THE PROBLEM ▸ All records below must be reproduced exactly, although any pictures they contain are to be omitted.

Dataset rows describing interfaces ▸
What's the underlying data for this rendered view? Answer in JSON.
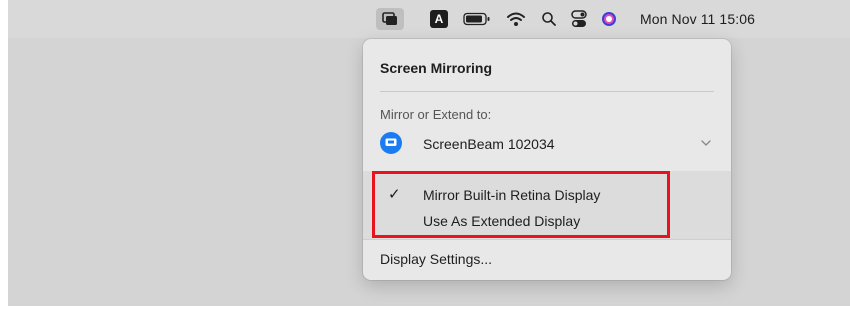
{
  "menubar": {
    "icons": [
      "screen-mirroring-icon",
      "input-source-icon",
      "battery-icon",
      "wifi-icon",
      "spotlight-search-icon",
      "control-center-icon",
      "siri-icon"
    ],
    "input_source_letter": "A",
    "clock": "Mon Nov 11  15:06"
  },
  "menu": {
    "title": "Screen Mirroring",
    "section_label": "Mirror or Extend to:",
    "device": {
      "name": "ScreenBeam 102034",
      "icon": "appletv-display-icon",
      "icon_color": "#1a7cf3"
    },
    "options": [
      {
        "label": "Mirror Built-in Retina Display",
        "checked": true,
        "check_glyph": "✓"
      },
      {
        "label": "Use As Extended Display",
        "checked": false,
        "check_glyph": ""
      }
    ],
    "settings_label": "Display Settings..."
  },
  "annotation": {
    "highlight_color": "#e8141d"
  }
}
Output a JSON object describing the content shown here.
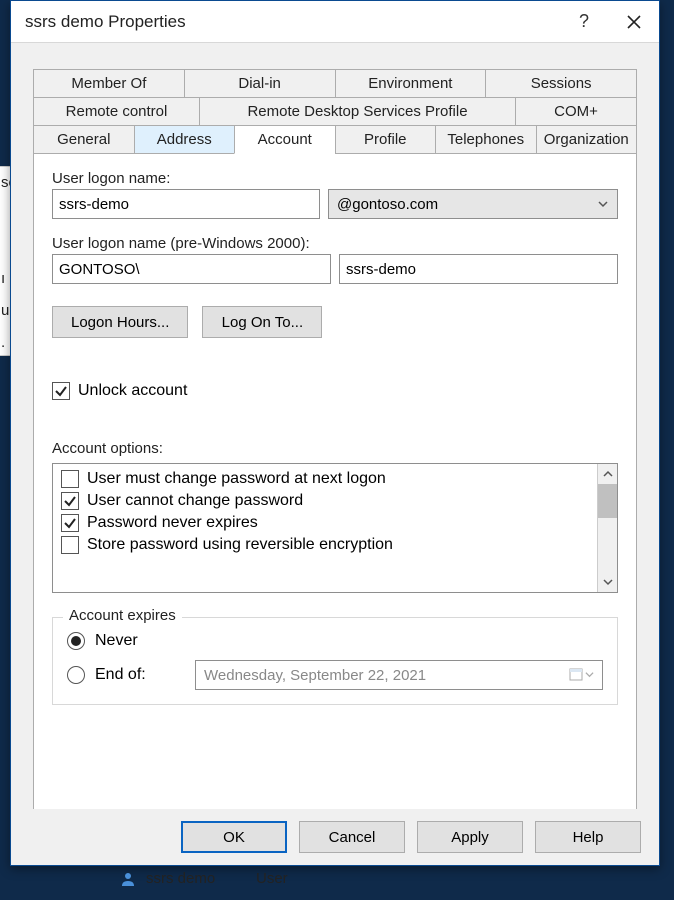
{
  "titlebar": {
    "title": "ssrs demo Properties"
  },
  "tabs": {
    "row1": [
      "Member Of",
      "Dial-in",
      "Environment",
      "Sessions"
    ],
    "row2": [
      "Remote control",
      "Remote Desktop Services Profile",
      "COM+"
    ],
    "row3": [
      "General",
      "Address",
      "Account",
      "Profile",
      "Telephones",
      "Organization"
    ],
    "active": "Account",
    "highlighted": "Address"
  },
  "account": {
    "logon_name_label": "User logon name:",
    "logon_name_value": "ssrs-demo",
    "upn_suffix": "@gontoso.com",
    "logon_name_pre2000_label": "User logon name (pre-Windows 2000):",
    "domain_prefix": "GONTOSO\\",
    "pre2000_value": "ssrs-demo",
    "logon_hours_btn": "Logon Hours...",
    "logon_to_btn": "Log On To...",
    "unlock_label": "Unlock account",
    "unlock_checked": true,
    "options_label": "Account options:",
    "options": [
      {
        "label": "User must change password at next logon",
        "checked": false
      },
      {
        "label": "User cannot change password",
        "checked": true
      },
      {
        "label": "Password never expires",
        "checked": true
      },
      {
        "label": "Store password using reversible encryption",
        "checked": false
      }
    ],
    "expires": {
      "legend": "Account expires",
      "never_label": "Never",
      "endof_label": "End of:",
      "selected": "never",
      "endof_date": "Wednesday, September 22, 2021"
    }
  },
  "footer": {
    "ok": "OK",
    "cancel": "Cancel",
    "apply": "Apply",
    "help": "Help"
  },
  "behind": {
    "name": "ssrs demo",
    "type": "User"
  }
}
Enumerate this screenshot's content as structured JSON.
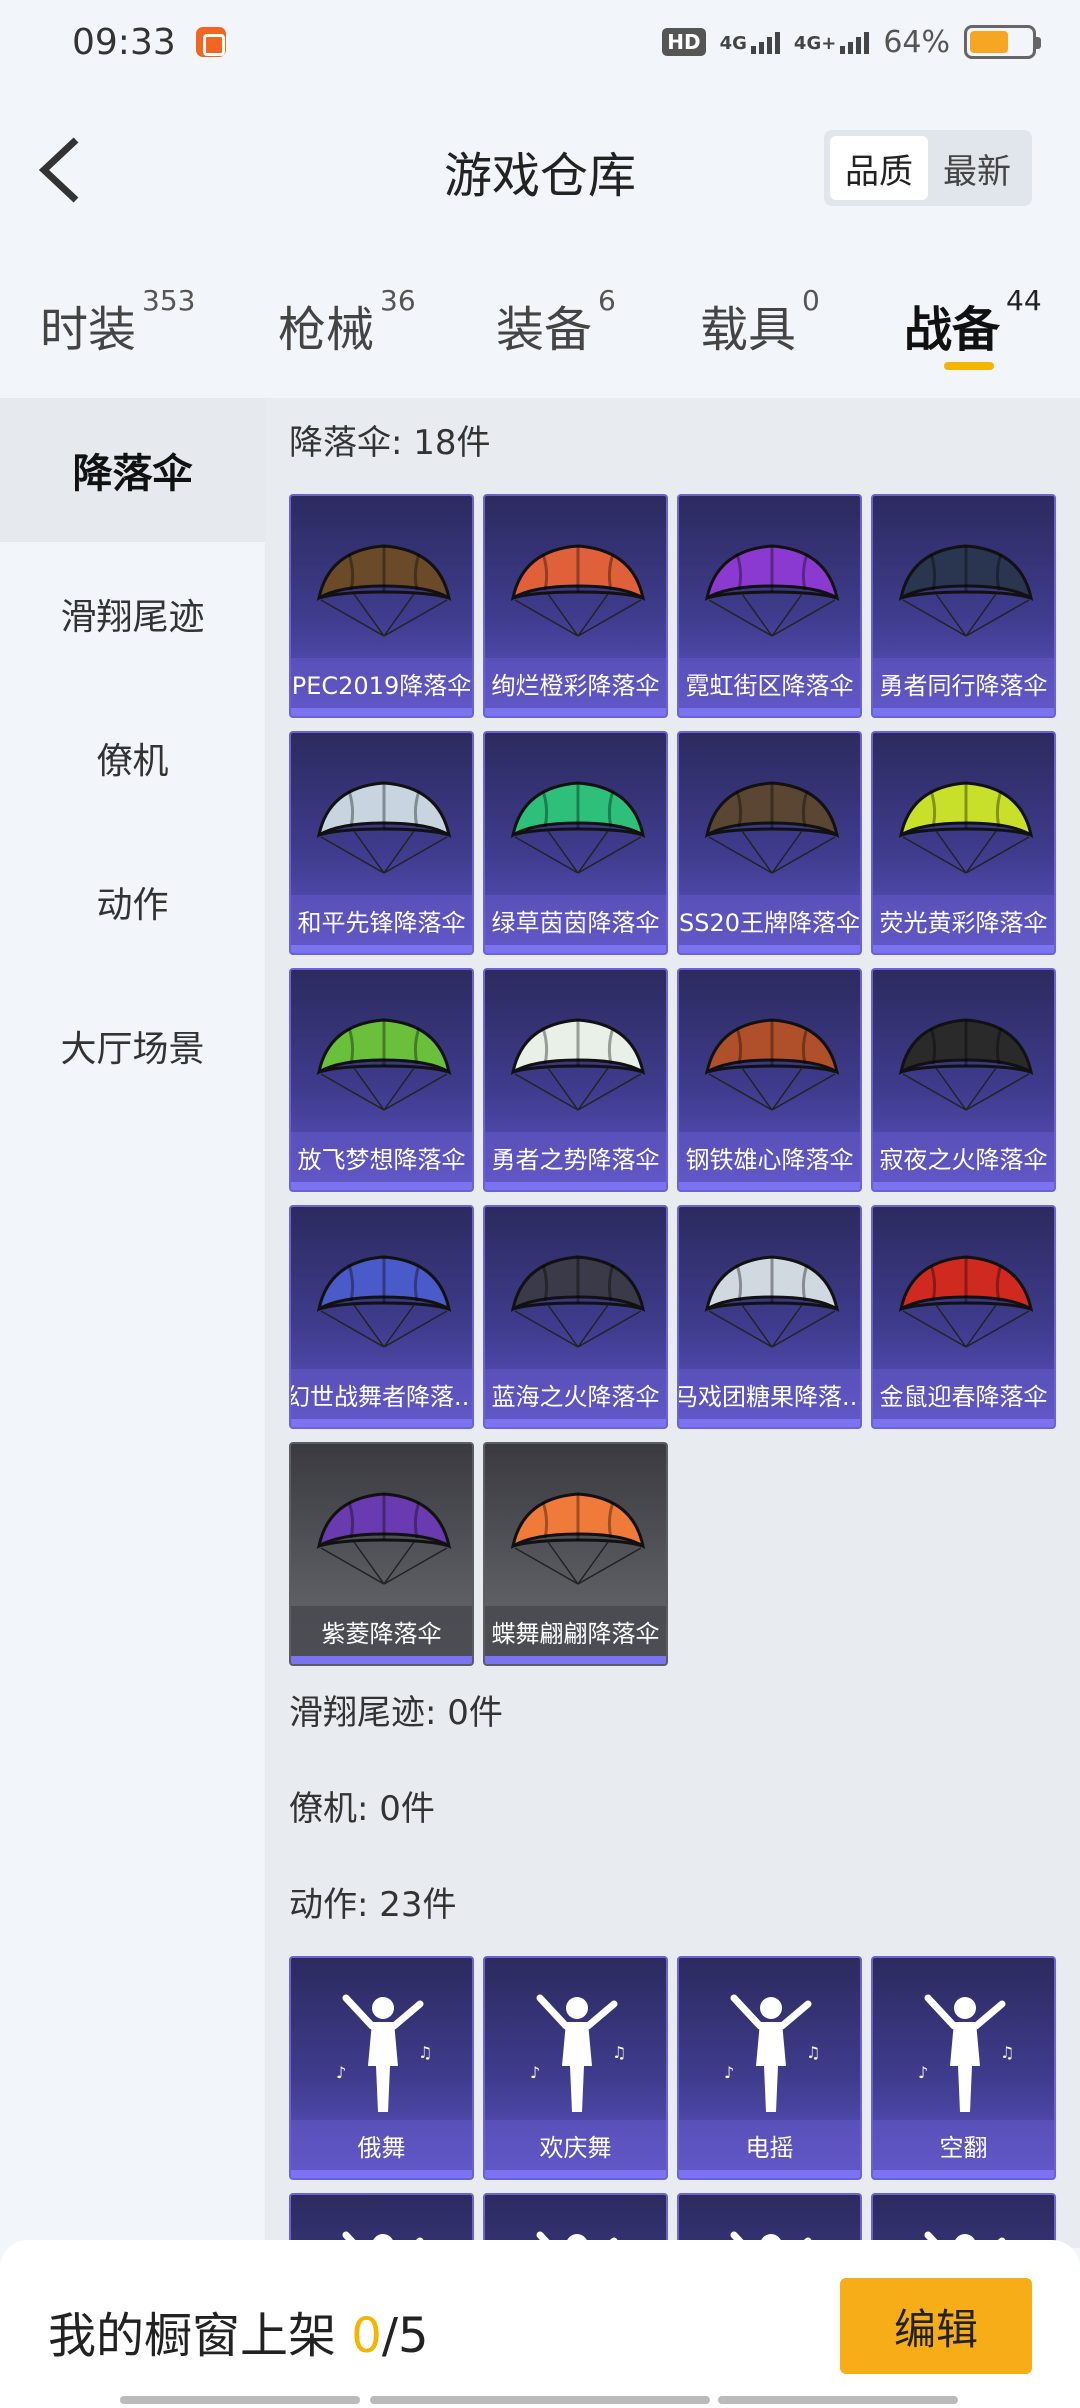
{
  "status_bar": {
    "time": "09:33",
    "hd": "HD",
    "net1": "4G",
    "net2": "4G+",
    "battery_text": "64%",
    "battery_level": 0.64,
    "battery_color": "#f5a623"
  },
  "header": {
    "title": "游戏仓库",
    "sort_options": [
      "品质",
      "最新"
    ],
    "sort_active": 0
  },
  "tabs": [
    {
      "label": "时装",
      "count": "353"
    },
    {
      "label": "枪械",
      "count": "36"
    },
    {
      "label": "装备",
      "count": "6"
    },
    {
      "label": "载具",
      "count": "0"
    },
    {
      "label": "战备",
      "count": "44"
    }
  ],
  "active_tab": 4,
  "accent_color": "#f5b400",
  "sidebar": [
    {
      "label": "降落伞"
    },
    {
      "label": "滑翔尾迹"
    },
    {
      "label": "僚机"
    },
    {
      "label": "动作"
    },
    {
      "label": "大厅场景"
    }
  ],
  "sections": {
    "parachute": {
      "title": "降落伞: 18件",
      "items": [
        {
          "name": "PEC2019降落伞",
          "icon": "parachute-icon",
          "color": "#6b4a2a"
        },
        {
          "name": "绚烂橙彩降落伞",
          "icon": "parachute-icon",
          "color": "#e0603a"
        },
        {
          "name": "霓虹街区降落伞",
          "icon": "parachute-icon",
          "color": "#8a3ad0"
        },
        {
          "name": "勇者同行降落伞",
          "icon": "parachute-icon",
          "color": "#2a3550"
        },
        {
          "name": "和平先锋降落伞",
          "icon": "parachute-icon",
          "color": "#c8d4e0"
        },
        {
          "name": "绿草茵茵降落伞",
          "icon": "parachute-icon",
          "color": "#2ec07a"
        },
        {
          "name": "SS20王牌降落伞",
          "icon": "parachute-icon",
          "color": "#5a4632"
        },
        {
          "name": "荧光黄彩降落伞",
          "icon": "parachute-icon",
          "color": "#c8e02a"
        },
        {
          "name": "放飞梦想降落伞",
          "icon": "parachute-icon",
          "color": "#6ac03a"
        },
        {
          "name": "勇者之势降落伞",
          "icon": "parachute-icon",
          "color": "#e8f0e8"
        },
        {
          "name": "钢铁雄心降落伞",
          "icon": "parachute-icon",
          "color": "#b0502a"
        },
        {
          "name": "寂夜之火降落伞",
          "icon": "parachute-icon",
          "color": "#2a2a2a"
        },
        {
          "name": "幻世战舞者降落...",
          "icon": "parachute-icon",
          "color": "#4a5ac8"
        },
        {
          "name": "蓝海之火降落伞",
          "icon": "parachute-icon",
          "color": "#3a3a48"
        },
        {
          "name": "马戏团糖果降落...",
          "icon": "parachute-icon",
          "color": "#d0d8e0"
        },
        {
          "name": "金鼠迎春降落伞",
          "icon": "parachute-icon",
          "color": "#d02a20"
        },
        {
          "name": "紫菱降落伞",
          "icon": "parachute-icon",
          "color": "#6a3ab0"
        },
        {
          "name": "蝶舞翩翩降落伞",
          "icon": "parachute-icon",
          "color": "#f07a3a"
        }
      ]
    },
    "trail": {
      "title": "滑翔尾迹: 0件"
    },
    "wingman": {
      "title": "僚机: 0件"
    },
    "emote": {
      "title": "动作: 23件",
      "items": [
        {
          "name": "俄舞",
          "icon": "dancer-icon"
        },
        {
          "name": "欢庆舞",
          "icon": "dancer-icon"
        },
        {
          "name": "电摇",
          "icon": "dancer-icon"
        },
        {
          "name": "空翻",
          "icon": "dancer-icon"
        },
        {
          "name": "",
          "icon": "dancer-icon"
        },
        {
          "name": "",
          "icon": "dancer-icon"
        },
        {
          "name": "",
          "icon": "dancer-icon"
        },
        {
          "name": "",
          "icon": "dancer-icon"
        }
      ]
    }
  },
  "bottom": {
    "label": "我的橱窗上架 ",
    "current": "0",
    "total": "/5",
    "edit": "编辑"
  }
}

RESPONSE TO THIS EXERCISE ▸
What's the underlying data for this rendered view? Answer in JSON.
{
  "menubar": {
    "icons": [
      "screen-mirroring-icon",
      "input-source-icon",
      "battery-icon",
      "wifi-icon",
      "spotlight-search-icon",
      "control-center-icon",
      "siri-icon"
    ],
    "input_source_letter": "A",
    "clock": "Mon Nov 11  15:06"
  },
  "menu": {
    "title": "Screen Mirroring",
    "section_label": "Mirror or Extend to:",
    "device": {
      "name": "ScreenBeam 102034",
      "icon": "appletv-display-icon",
      "icon_color": "#1a7cf3"
    },
    "options": [
      {
        "label": "Mirror Built-in Retina Display",
        "checked": true,
        "check_glyph": "✓"
      },
      {
        "label": "Use As Extended Display",
        "checked": false,
        "check_glyph": ""
      }
    ],
    "settings_label": "Display Settings..."
  },
  "annotation": {
    "highlight_color": "#e8141d"
  }
}
Output a JSON object describing the content shown here.
{
  "titlebar": {
    "title": "ssrs demo Properties"
  },
  "tabs": {
    "row1": [
      "Member Of",
      "Dial-in",
      "Environment",
      "Sessions"
    ],
    "row2": [
      "Remote control",
      "Remote Desktop Services Profile",
      "COM+"
    ],
    "row3": [
      "General",
      "Address",
      "Account",
      "Profile",
      "Telephones",
      "Organization"
    ],
    "active": "Account",
    "highlighted": "Address"
  },
  "account": {
    "logon_name_label": "User logon name:",
    "logon_name_value": "ssrs-demo",
    "upn_suffix": "@gontoso.com",
    "logon_name_pre2000_label": "User logon name (pre-Windows 2000):",
    "domain_prefix": "GONTOSO\\",
    "pre2000_value": "ssrs-demo",
    "logon_hours_btn": "Logon Hours...",
    "logon_to_btn": "Log On To...",
    "unlock_label": "Unlock account",
    "unlock_checked": true,
    "options_label": "Account options:",
    "options": [
      {
        "label": "User must change password at next logon",
        "checked": false
      },
      {
        "label": "User cannot change password",
        "checked": true
      },
      {
        "label": "Password never expires",
        "checked": true
      },
      {
        "label": "Store password using reversible encryption",
        "checked": false
      }
    ],
    "expires": {
      "legend": "Account expires",
      "never_label": "Never",
      "endof_label": "End of:",
      "selected": "never",
      "endof_date": "Wednesday, September 22, 2021"
    }
  },
  "footer": {
    "ok": "OK",
    "cancel": "Cancel",
    "apply": "Apply",
    "help": "Help"
  },
  "behind": {
    "name": "ssrs demo",
    "type": "User"
  }
}
Enumerate this screenshot's content as structured JSON.
{
  "status_bar": {
    "time": "09:33",
    "hd": "HD",
    "net1": "4G",
    "net2": "4G+",
    "battery_text": "64%",
    "battery_level": 0.64,
    "battery_color": "#f5a623"
  },
  "header": {
    "title": "游戏仓库",
    "sort_options": [
      "品质",
      "最新"
    ],
    "sort_active": 0
  },
  "tabs": [
    {
      "label": "时装",
      "count": "353"
    },
    {
      "label": "枪械",
      "count": "36"
    },
    {
      "label": "装备",
      "count": "6"
    },
    {
      "label": "载具",
      "count": "0"
    },
    {
      "label": "战备",
      "count": "44"
    }
  ],
  "active_tab": 4,
  "accent_color": "#f5b400",
  "sidebar": [
    {
      "label": "降落伞"
    },
    {
      "label": "滑翔尾迹"
    },
    {
      "label": "僚机"
    },
    {
      "label": "动作"
    },
    {
      "label": "大厅场景"
    }
  ],
  "sections": {
    "parachute": {
      "title": "降落伞: 18件",
      "items": [
        {
          "name": "PEC2019降落伞",
          "icon": "parachute-icon",
          "color": "#6b4a2a"
        },
        {
          "name": "绚烂橙彩降落伞",
          "icon": "parachute-icon",
          "color": "#e0603a"
        },
        {
          "name": "霓虹街区降落伞",
          "icon": "parachute-icon",
          "color": "#8a3ad0"
        },
        {
          "name": "勇者同行降落伞",
          "icon": "parachute-icon",
          "color": "#2a3550"
        },
        {
          "name": "和平先锋降落伞",
          "icon": "parachute-icon",
          "color": "#c8d4e0"
        },
        {
          "name": "绿草茵茵降落伞",
          "icon": "parachute-icon",
          "color": "#2ec07a"
        },
        {
          "name": "SS20王牌降落伞",
          "icon": "parachute-icon",
          "color": "#5a4632"
        },
        {
          "name": "荧光黄彩降落伞",
          "icon": "parachute-icon",
          "color": "#c8e02a"
        },
        {
          "name": "放飞梦想降落伞",
          "icon": "parachute-icon",
          "color": "#6ac03a"
        },
        {
          "name": "勇者之势降落伞",
          "icon": "parachute-icon",
          "color": "#e8f0e8"
        },
        {
          "name": "钢铁雄心降落伞",
          "icon": "parachute-icon",
          "color": "#b0502a"
        },
        {
          "name": "寂夜之火降落伞",
          "icon": "parachute-icon",
          "color": "#2a2a2a"
        },
        {
          "name": "幻世战舞者降落...",
          "icon": "parachute-icon",
          "color": "#4a5ac8"
        },
        {
          "name": "蓝海之火降落伞",
          "icon": "parachute-icon",
          "color": "#3a3a48"
        },
        {
          "name": "马戏团糖果降落...",
          "icon": "parachute-icon",
          "color": "#d0d8e0"
        },
        {
          "name": "金鼠迎春降落伞",
          "icon": "parachute-icon",
          "color": "#d02a20"
        },
        {
          "name": "紫菱降落伞",
          "icon": "parachute-icon",
          "color": "#6a3ab0"
        },
        {
          "name": "蝶舞翩翩降落伞",
          "icon": "parachute-icon",
          "color": "#f07a3a"
        }
      ]
    },
    "trail": {
      "title": "滑翔尾迹: 0件"
    },
    "wingman": {
      "title": "僚机: 0件"
    },
    "emote": {
      "title": "动作: 23件",
      "items": [
        {
          "name": "俄舞",
          "icon": "dancer-icon"
        },
        {
          "name": "欢庆舞",
          "icon": "dancer-icon"
        },
        {
          "name": "电摇",
          "icon": "dancer-icon"
        },
        {
          "name": "空翻",
          "icon": "dancer-icon"
        },
        {
          "name": "",
          "icon": "dancer-icon"
        },
        {
          "name": "",
          "icon": "dancer-icon"
        },
        {
          "name": "",
          "icon": "dancer-icon"
        },
        {
          "name": "",
          "icon": "dancer-icon"
        }
      ]
    }
  },
  "bottom": {
    "label": "我的橱窗上架 ",
    "current": "0",
    "total": "/5",
    "edit": "编辑"
  }
}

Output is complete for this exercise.